Easy Trip: Camping in Satpura Tiger Reserve, Madhya Pradesh

Dining at the campsite is at Gol Ghar, which makes even simple food like dal, rice and sabzi seem romantic
Photographer: Himanshu Pandya

A CAMPING WE WILL GO

WORDS PARITA PATEL
PHOTOGRAPHS HIMANSHU PANDYA

GREAT FROM Bhopal, Mumbai, New Delhi
GREAT FOR A weekend of adventure

The morning fog has begun to disappear and you’re trudging along on the nature walk. The langurs on the teak tree are swinging from the branches and a couple of racket-tailed drongos are chirping away. But what happens next breaks the spell you’ve been lulled into, and you remember you’re in an actual jungle, where encounters rarely end amicably. There’s dried blood on the walking trail. You walk into the bushes to investigate and come across the bony remains of a sambar; the tree nearby has leopard claw marks all over its trunk, suggesting the cat dragged the deer up the tree to devour it. The brutal beauty of nature is one of the many things you experience on the camping and nature walk, organised by the Reni Pani Jungle Lodge in the Satpura Tiger Reserve.

The programme includes one or two nights of camping, depending on your preference, as well as half- and full-day walks. Located at the confluence of the Nagduari and Denwa rivers, Reni Pani’s Jamanidev Under Canvas Mobile Camp is nestled in a splendid valley. The fun begins with a drive to the campsite from the lodge. It’s a bumpy 22km ride in a 4×4 that will get you ready for the adventure ahead. On the way, the forest guard accompanying you keeps a look out for animal sightings while the in-house naturalist peppers the conversation with titbits about the jungle and its inhabitants. Depending on how sharp your eyes are, you might see leopards, deer, nilgai, sloth bears and boars in the abundant foliage.

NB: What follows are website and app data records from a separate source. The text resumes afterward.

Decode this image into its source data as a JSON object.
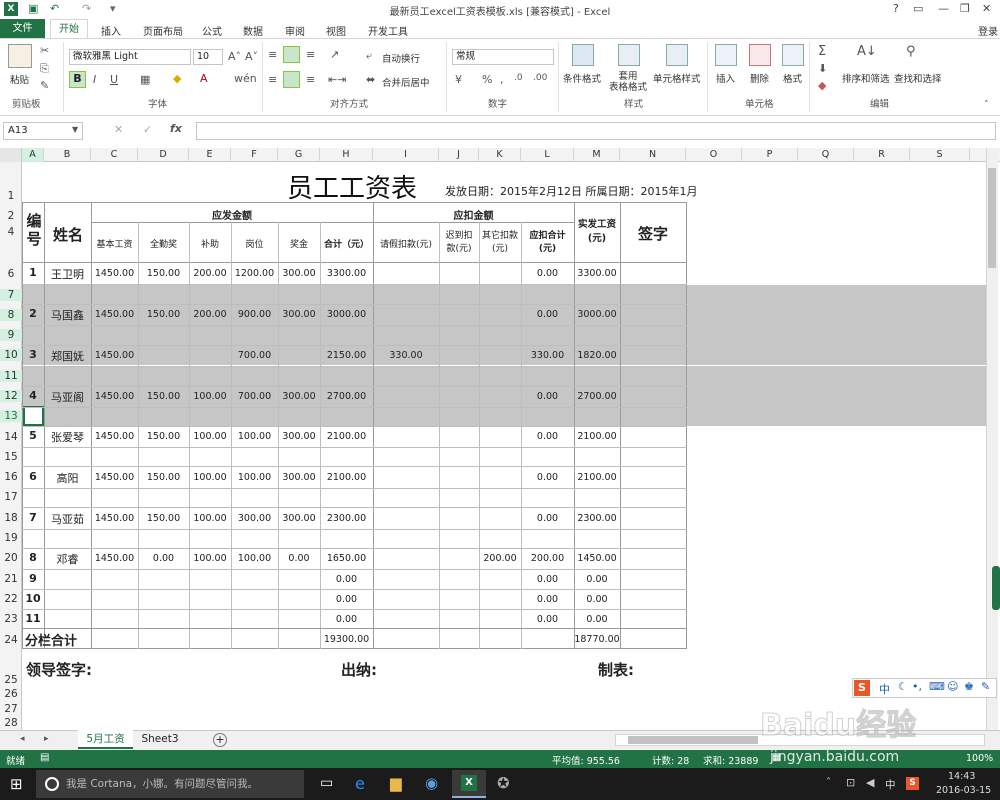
{
  "window": {
    "title": "最新员工excel工资表模板.xls  [兼容模式] - Excel",
    "login": "登录",
    "help": "?"
  },
  "tabs": [
    "文件",
    "开始",
    "插入",
    "页面布局",
    "公式",
    "数据",
    "审阅",
    "视图",
    "开发工具"
  ],
  "ribbon": {
    "paste": "粘贴",
    "clipboard": "剪贴板",
    "font_name": "微软雅黑 Light",
    "font_size": "10",
    "font_group": "字体",
    "wrap": "自动换行",
    "merge": "合并后居中",
    "align_group": "对齐方式",
    "number_format": "常规",
    "number_group": "数字",
    "cond_format": "条件格式",
    "table_format": "套用\n表格格式",
    "cell_style": "单元格样式",
    "styles_group": "样式",
    "insert": "插入",
    "delete": "删除",
    "format": "格式",
    "cells_group": "单元格",
    "sort_filter": "排序和筛选",
    "find_select": "查找和选择",
    "edit_group": "编辑"
  },
  "namebox": "A13",
  "columns": [
    "A",
    "B",
    "C",
    "D",
    "E",
    "F",
    "G",
    "H",
    "I",
    "J",
    "K",
    "L",
    "M",
    "N",
    "O",
    "P",
    "Q",
    "R",
    "S"
  ],
  "rows": [
    "1",
    "2",
    "4",
    "6",
    "7",
    "8",
    "9",
    "10",
    "11",
    "12",
    "13",
    "14",
    "15",
    "16",
    "17",
    "18",
    "19",
    "20",
    "21",
    "22",
    "23",
    "24",
    "25",
    "26",
    "27",
    "28"
  ],
  "sheet": {
    "title": "员工工资表",
    "issue_date": "发放日期：2015年2月12日  所属日期：2015年1月",
    "hdr_no": "编\n号",
    "hdr_name": "姓名",
    "hdr_payable": "应发金额",
    "hdr_deduct": "应扣金额",
    "hdr_net": "实发工资\n(元)",
    "hdr_sign": "签字",
    "sub_payable": [
      "基本工资",
      "全勤奖",
      "补助",
      "岗位",
      "奖金",
      "合计（元）"
    ],
    "sub_deduct": [
      "请假扣款(元)",
      "迟到扣\n款(元)",
      "其它扣款\n(元)",
      "应扣合计\n(元)"
    ],
    "data": [
      {
        "no": "1",
        "name": "王卫明",
        "base": "1450.00",
        "attend": "150.00",
        "subsidy": "200.00",
        "post": "1200.00",
        "bonus": "300.00",
        "total": "3300.00",
        "leave": "",
        "late": "",
        "other": "",
        "dtotal": "0.00",
        "net": "3300.00"
      },
      {
        "no": "2",
        "name": "马国鑫",
        "base": "1450.00",
        "attend": "150.00",
        "subsidy": "200.00",
        "post": "900.00",
        "bonus": "300.00",
        "total": "3000.00",
        "leave": "",
        "late": "",
        "other": "",
        "dtotal": "0.00",
        "net": "3000.00"
      },
      {
        "no": "3",
        "name": "郑国妩",
        "base": "1450.00",
        "attend": "",
        "subsidy": "",
        "post": "700.00",
        "bonus": "",
        "total": "2150.00",
        "leave": "330.00",
        "late": "",
        "other": "",
        "dtotal": "330.00",
        "net": "1820.00"
      },
      {
        "no": "4",
        "name": "马亚阁",
        "base": "1450.00",
        "attend": "150.00",
        "subsidy": "100.00",
        "post": "700.00",
        "bonus": "300.00",
        "total": "2700.00",
        "leave": "",
        "late": "",
        "other": "",
        "dtotal": "0.00",
        "net": "2700.00"
      },
      {
        "no": "5",
        "name": "张爱琴",
        "base": "1450.00",
        "attend": "150.00",
        "subsidy": "100.00",
        "post": "100.00",
        "bonus": "300.00",
        "total": "2100.00",
        "leave": "",
        "late": "",
        "other": "",
        "dtotal": "0.00",
        "net": "2100.00"
      },
      {
        "no": "6",
        "name": "高阳",
        "base": "1450.00",
        "attend": "150.00",
        "subsidy": "100.00",
        "post": "100.00",
        "bonus": "300.00",
        "total": "2100.00",
        "leave": "",
        "late": "",
        "other": "",
        "dtotal": "0.00",
        "net": "2100.00"
      },
      {
        "no": "7",
        "name": "马亚茹",
        "base": "1450.00",
        "attend": "150.00",
        "subsidy": "100.00",
        "post": "300.00",
        "bonus": "300.00",
        "total": "2300.00",
        "leave": "",
        "late": "",
        "other": "",
        "dtotal": "0.00",
        "net": "2300.00"
      },
      {
        "no": "8",
        "name": "邓睿",
        "base": "1450.00",
        "attend": "0.00",
        "subsidy": "100.00",
        "post": "100.00",
        "bonus": "0.00",
        "total": "1650.00",
        "leave": "",
        "late": "",
        "other": "200.00",
        "dtotal": "200.00",
        "net": "1450.00"
      },
      {
        "no": "9",
        "name": "",
        "base": "",
        "attend": "",
        "subsidy": "",
        "post": "",
        "bonus": "",
        "total": "0.00",
        "leave": "",
        "late": "",
        "other": "",
        "dtotal": "0.00",
        "net": "0.00"
      },
      {
        "no": "10",
        "name": "",
        "base": "",
        "attend": "",
        "subsidy": "",
        "post": "",
        "bonus": "",
        "total": "0.00",
        "leave": "",
        "late": "",
        "other": "",
        "dtotal": "0.00",
        "net": "0.00"
      },
      {
        "no": "11",
        "name": "",
        "base": "",
        "attend": "",
        "subsidy": "",
        "post": "",
        "bonus": "",
        "total": "0.00",
        "leave": "",
        "late": "",
        "other": "",
        "dtotal": "0.00",
        "net": "0.00"
      }
    ],
    "subtotal_label": "分栏合计",
    "subtotal_total": "19300.00",
    "subtotal_net": "18770.00",
    "sig_leader": "领导签字:",
    "sig_cashier": "出纳:",
    "sig_maker": "制表:"
  },
  "sheet_tabs": [
    "5月工资",
    "Sheet3"
  ],
  "status": {
    "ready": "就绪",
    "avg": "平均值: 955.56",
    "count": "计数: 28",
    "sum": "求和: 23889",
    "zoom": "100%"
  },
  "taskbar": {
    "cortana": "我是 Cortana，小娜。有问题尽管问我。",
    "time": "14:43",
    "date": "2016-03-15",
    "ime": "中"
  },
  "watermark": "Baidu经验",
  "watermark_url": "jingyan.baidu.com",
  "colors": {
    "excel_green": "#217346",
    "band_gray": "#c6c6c6"
  }
}
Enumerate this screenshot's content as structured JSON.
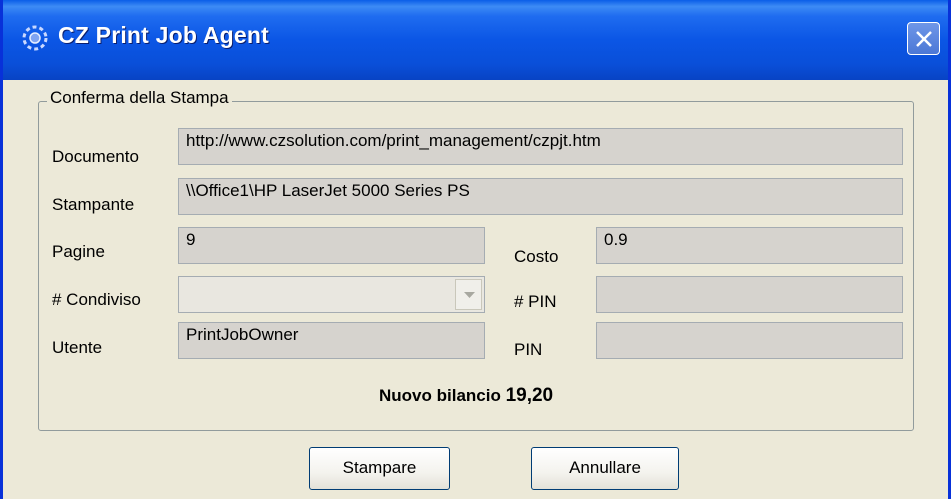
{
  "window": {
    "title": "CZ Print Job Agent",
    "icon": "cz-logo-icon",
    "close_icon": "close-icon"
  },
  "group": {
    "legend": "Conferma della Stampa"
  },
  "fields": {
    "documento": {
      "label": "Documento",
      "value": "http://www.czsolution.com/print_management/czpjt.htm"
    },
    "stampante": {
      "label": "Stampante",
      "value": "\\\\Office1\\HP LaserJet 5000 Series PS"
    },
    "pagine": {
      "label": "Pagine",
      "value": "9"
    },
    "costo": {
      "label": "Costo",
      "value": "0.9"
    },
    "condiviso": {
      "label": "# Condiviso",
      "value": ""
    },
    "pin_num": {
      "label": "# PIN",
      "value": ""
    },
    "utente": {
      "label": "Utente",
      "value": "PrintJobOwner"
    },
    "pin": {
      "label": "PIN",
      "value": ""
    }
  },
  "balance": {
    "label": "Nuovo bilancio",
    "value": "19,20"
  },
  "buttons": {
    "print": "Stampare",
    "cancel": "Annullare"
  },
  "colors": {
    "titlebar": "#0a4fd9",
    "dialog_bg": "#ece9d8",
    "field_bg": "#d6d3ce"
  }
}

Once you reach the campsite, it’s time for some pampering. You’re welcomed with a hot towel that instantly makes the chill in your bones disappear, and the tents remind you that the term ‘glamping’ was invented a few years ago for a reason. Equipped with everything you might need for a couple of nights under the stars – toiletries, a torch and a whistle, in case you need help in the middle of the night, or if an animal comes visiting – the tents are spacious, but cosy. After a sundowner, a simple meal of dal, rice, curries and parathas awaits. An after-meal coffee around the bonfire later, you’re ready to be tucked in along with a hot-water bag – a lifesaver in the winter months.

The next morning, it’s time for a full day (about 7km) of nature walks. Taking muffins and sandwiches along, you’ll begin a day full of surprises. You’ll stumble upon deer and nilgai, who are startled by your presence. You’ll hear sounds you never have before from beautiful birds you didn’t know existed. And you’ll learn more about the forest than you did in your geography class at school. By the end of the day, you’ll know the crested hawk-eagle from the grey-headed fish eagle, and the satin wood bark tree from the crocodile bark tree.

By night, you might even hear an alarm call ringing out from the woods that breaks the laughter around the bonfire, and puts everyone on high alert. Is a sambar going to be killed? Is the predator likely to come sniffing around the campsite? The naturalist laughs off your questions, assuring you there’s nothing to worry about. The first question is answered the next morning during the morning nature walk, when the guard from the anti-poaching camp informs that all is well with the deer.

As you’re walking past large meadows and ponds, home to kingfishers, and you hear the songs of the white-browed wagtails, you realise you need to come back.

Head out on this easy weekend getaway with LPMI’s February 2017 issue. Pick up a copy from your newsstand or click to subscribe via Zinio or Magzter.